[App and web page records]
____

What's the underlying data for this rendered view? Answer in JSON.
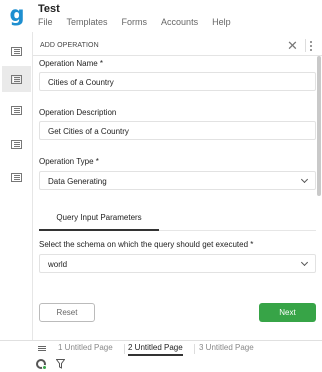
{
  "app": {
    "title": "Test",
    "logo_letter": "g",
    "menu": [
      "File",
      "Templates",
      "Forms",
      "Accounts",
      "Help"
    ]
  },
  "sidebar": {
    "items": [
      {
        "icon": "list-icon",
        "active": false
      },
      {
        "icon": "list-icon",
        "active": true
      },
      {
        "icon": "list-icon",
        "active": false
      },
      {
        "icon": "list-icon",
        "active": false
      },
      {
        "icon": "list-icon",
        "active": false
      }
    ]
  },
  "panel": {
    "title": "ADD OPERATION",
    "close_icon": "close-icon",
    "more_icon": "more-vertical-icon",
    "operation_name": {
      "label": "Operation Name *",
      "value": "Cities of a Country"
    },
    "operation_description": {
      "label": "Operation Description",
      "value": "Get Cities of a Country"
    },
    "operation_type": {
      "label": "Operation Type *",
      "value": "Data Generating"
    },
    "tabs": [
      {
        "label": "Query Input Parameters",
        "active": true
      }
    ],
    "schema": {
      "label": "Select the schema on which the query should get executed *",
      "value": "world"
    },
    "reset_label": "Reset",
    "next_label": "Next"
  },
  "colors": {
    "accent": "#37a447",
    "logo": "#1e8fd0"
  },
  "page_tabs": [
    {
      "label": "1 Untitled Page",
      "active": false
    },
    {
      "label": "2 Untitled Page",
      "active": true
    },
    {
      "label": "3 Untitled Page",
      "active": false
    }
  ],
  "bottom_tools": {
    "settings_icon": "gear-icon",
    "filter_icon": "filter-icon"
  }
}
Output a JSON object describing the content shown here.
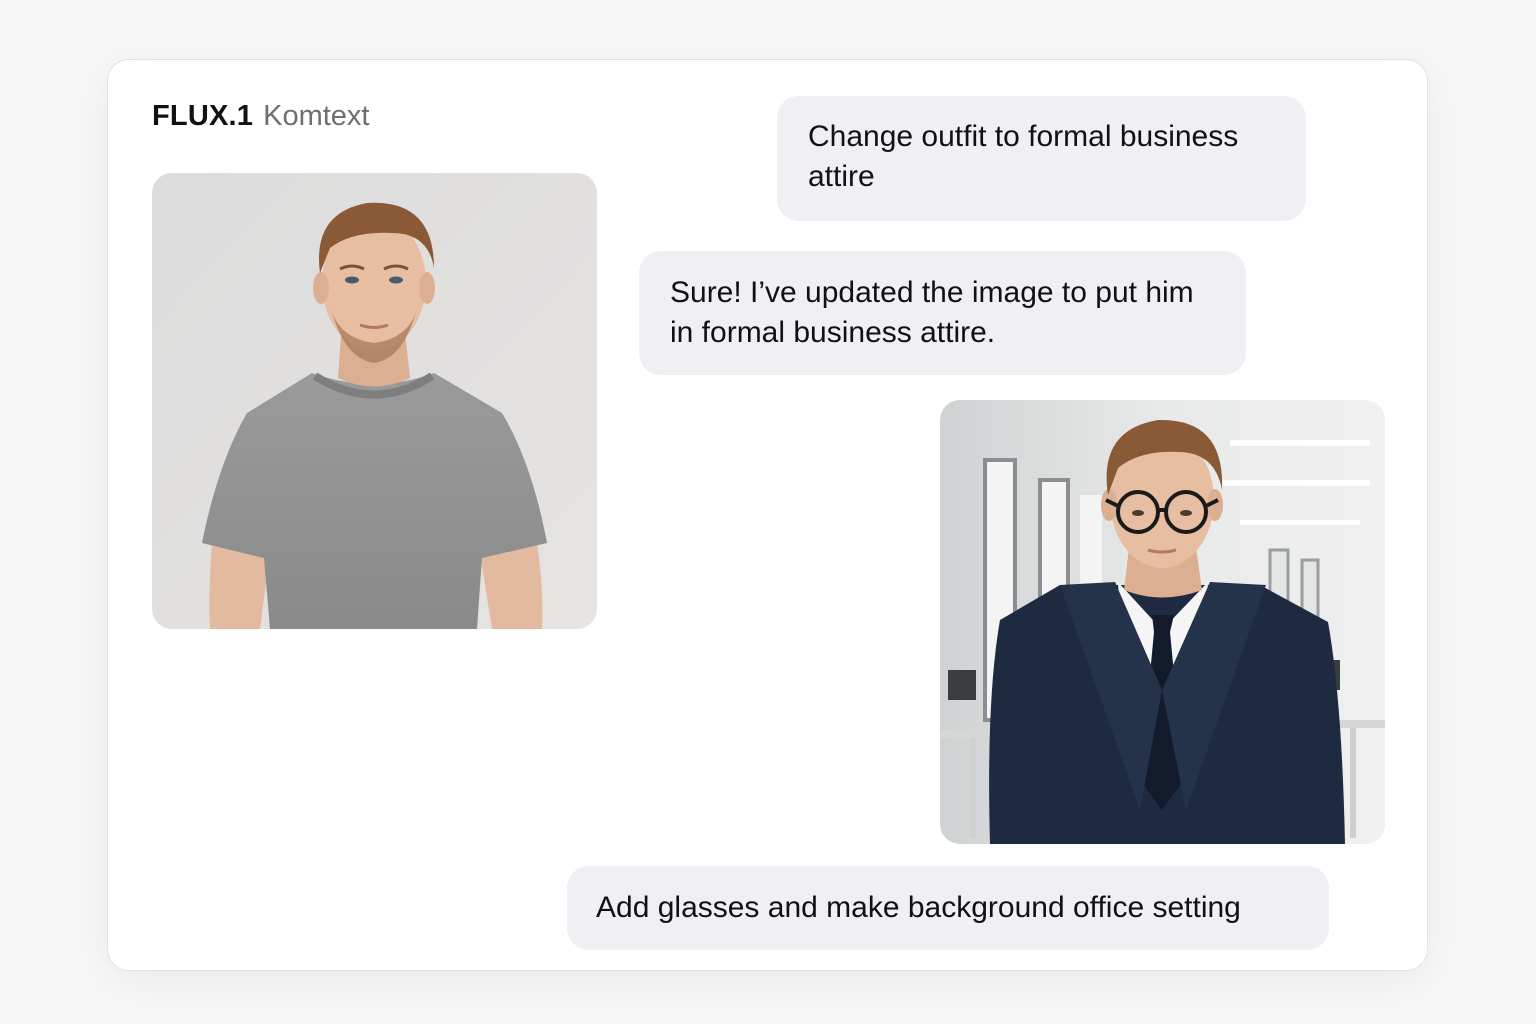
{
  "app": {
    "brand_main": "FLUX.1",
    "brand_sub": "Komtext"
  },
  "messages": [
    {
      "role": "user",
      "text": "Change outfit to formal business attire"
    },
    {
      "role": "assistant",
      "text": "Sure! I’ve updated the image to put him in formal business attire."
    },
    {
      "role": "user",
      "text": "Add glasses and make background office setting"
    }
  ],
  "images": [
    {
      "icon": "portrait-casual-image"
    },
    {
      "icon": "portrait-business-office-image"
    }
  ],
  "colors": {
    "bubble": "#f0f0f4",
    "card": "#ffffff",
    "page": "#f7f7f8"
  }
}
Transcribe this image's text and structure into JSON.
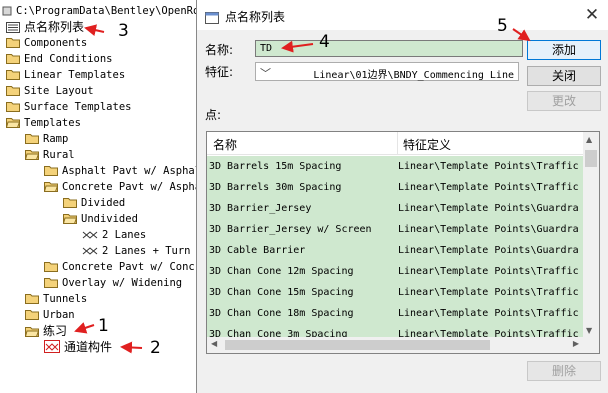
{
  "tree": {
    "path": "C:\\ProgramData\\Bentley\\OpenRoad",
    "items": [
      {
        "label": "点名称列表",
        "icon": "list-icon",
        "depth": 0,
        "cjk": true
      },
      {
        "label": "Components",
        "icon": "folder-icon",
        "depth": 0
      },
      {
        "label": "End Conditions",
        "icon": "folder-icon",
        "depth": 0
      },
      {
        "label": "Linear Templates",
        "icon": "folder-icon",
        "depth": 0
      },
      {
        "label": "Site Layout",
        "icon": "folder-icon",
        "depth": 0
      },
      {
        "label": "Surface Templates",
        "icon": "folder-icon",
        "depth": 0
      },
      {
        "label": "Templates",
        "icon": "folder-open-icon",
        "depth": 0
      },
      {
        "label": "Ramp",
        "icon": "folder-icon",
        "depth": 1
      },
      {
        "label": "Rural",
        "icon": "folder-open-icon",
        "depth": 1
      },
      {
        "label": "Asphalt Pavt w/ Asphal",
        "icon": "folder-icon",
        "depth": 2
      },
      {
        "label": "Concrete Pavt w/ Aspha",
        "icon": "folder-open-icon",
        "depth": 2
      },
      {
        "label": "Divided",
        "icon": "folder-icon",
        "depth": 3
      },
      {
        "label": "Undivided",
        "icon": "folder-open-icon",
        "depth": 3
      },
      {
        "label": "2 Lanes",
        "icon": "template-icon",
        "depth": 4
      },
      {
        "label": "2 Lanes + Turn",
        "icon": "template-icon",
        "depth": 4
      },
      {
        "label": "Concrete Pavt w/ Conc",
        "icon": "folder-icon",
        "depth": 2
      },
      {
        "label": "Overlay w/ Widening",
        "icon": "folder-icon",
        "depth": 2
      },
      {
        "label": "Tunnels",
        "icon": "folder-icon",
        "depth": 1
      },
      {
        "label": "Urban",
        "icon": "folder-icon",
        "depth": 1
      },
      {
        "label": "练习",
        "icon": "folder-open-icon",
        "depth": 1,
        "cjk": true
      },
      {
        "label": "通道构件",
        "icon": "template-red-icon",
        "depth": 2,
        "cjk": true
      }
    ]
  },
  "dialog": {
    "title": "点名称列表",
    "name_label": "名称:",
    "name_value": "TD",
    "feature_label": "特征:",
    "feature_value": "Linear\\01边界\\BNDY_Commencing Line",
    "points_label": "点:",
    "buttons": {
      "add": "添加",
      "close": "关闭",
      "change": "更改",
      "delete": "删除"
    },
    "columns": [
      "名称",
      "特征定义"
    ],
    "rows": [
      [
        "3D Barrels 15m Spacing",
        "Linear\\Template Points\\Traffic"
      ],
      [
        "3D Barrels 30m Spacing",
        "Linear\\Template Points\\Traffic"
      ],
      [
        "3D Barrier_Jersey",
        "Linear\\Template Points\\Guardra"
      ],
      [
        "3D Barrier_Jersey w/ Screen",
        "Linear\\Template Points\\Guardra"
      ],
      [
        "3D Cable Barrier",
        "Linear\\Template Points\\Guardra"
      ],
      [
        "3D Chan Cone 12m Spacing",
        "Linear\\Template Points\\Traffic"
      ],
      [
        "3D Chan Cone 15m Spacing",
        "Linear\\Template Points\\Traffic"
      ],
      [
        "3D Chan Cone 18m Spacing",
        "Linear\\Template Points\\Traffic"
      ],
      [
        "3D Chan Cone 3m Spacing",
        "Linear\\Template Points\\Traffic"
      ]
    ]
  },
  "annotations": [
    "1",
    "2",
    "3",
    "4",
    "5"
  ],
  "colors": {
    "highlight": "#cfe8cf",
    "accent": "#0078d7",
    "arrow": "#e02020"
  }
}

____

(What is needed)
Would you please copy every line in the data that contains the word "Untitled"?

(Result for this exercise)
      "label": "1 Untitled Page",
      "label": "2 Untitled Page",
      "label": "3 Untitled Page",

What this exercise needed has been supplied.